- EXERCISE PROMPT -
Using the records provided below, locate and copy each line that contains the word "label".

Segment Start: SUPPLIED MATERIAL

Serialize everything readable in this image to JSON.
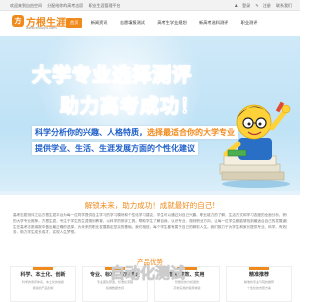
{
  "topbar": {
    "links": [
      "欢迎来到自由空间",
      "分配给你的高考志愿",
      "职业生涯管理平台"
    ],
    "login": "登录",
    "register": "注册",
    "contact": "联系我们"
  },
  "logo": {
    "mark": "方",
    "name": "方根生涯",
    "url": "www.eduzyu.com"
  },
  "nav": [
    {
      "label": "首页",
      "active": true
    },
    {
      "label": "新闻资讯",
      "active": false
    },
    {
      "label": "志愿填报测试",
      "active": false
    },
    {
      "label": "高考生学业规划",
      "active": false
    },
    {
      "label": "新高考选科测评",
      "active": false
    },
    {
      "label": "职业测评",
      "active": false
    }
  ],
  "banner": {
    "title1": "大学专业选择测评",
    "title2": "助力高考成功！",
    "line3_a": "科学分析你的兴趣、人格特质，",
    "line3_b": "选择最适合你的大学专业",
    "line4": "提供学业、生活、生涯发展方面的个性化建议"
  },
  "slogan": "解锁未来，助力成功！成就最好的自己!",
  "paragraph": [
    "高考志愿测评之后方根生涯平台为每一位同学提供自主学习的学习模块和个性化学习建议，学生可以通过对自己兴趣、职业能力的了解，生活方式和学习态度的全面分析，获得最适合自己",
    "的大学专业推荐。方根生涯，专注于学生的生涯规划教育，以科学的测评工具，帮助学生了解自我、认识专业、规划职业方向，让每一位学生都能够找到最适合自己的发展道路，让学",
    "生在高考志愿填报中做出最正确的选择，为未来的职业发展奠定坚实的基础。我们相信，每个学生都有属于自己的精彩人生。我们致力于为学生和家长提供专业、科学、有效的生涯服",
    "务，助力学生成长成才，实现人生梦想。"
  ],
  "products": {
    "title": "产品优势",
    "cards": [
      {
        "heading": "科学、本土化、创新",
        "line1": "科学的测评体系，本土化的常模",
        "line2": "持续的产品创新"
      },
      {
        "heading": "专业、标准、权威建设",
        "line1": "专业团队研发，标准化流程",
        "line2": "权威数据支持"
      },
      {
        "heading": "智能高效、实用",
        "line1": "智能化的分析报告",
        "line2": "高效实用的使用体验"
      },
      {
        "heading": "精准推荐",
        "line1": "精准的专业与院校推荐",
        "line2": "个性化的志愿方案"
      }
    ]
  },
  "watermark": "自动化测试",
  "colors": {
    "accent": "#f08a1c",
    "blue": "#1d5fc9",
    "banner_bg": "#cfe9f8"
  }
}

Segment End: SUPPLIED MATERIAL

- TASK RESULT -
      "label": "首页",
      "label": "新闻资讯",
      "label": "志愿填报测试",
      "label": "高考生学业规划",
      "label": "新高考选科测评",
      "label": "职业测评",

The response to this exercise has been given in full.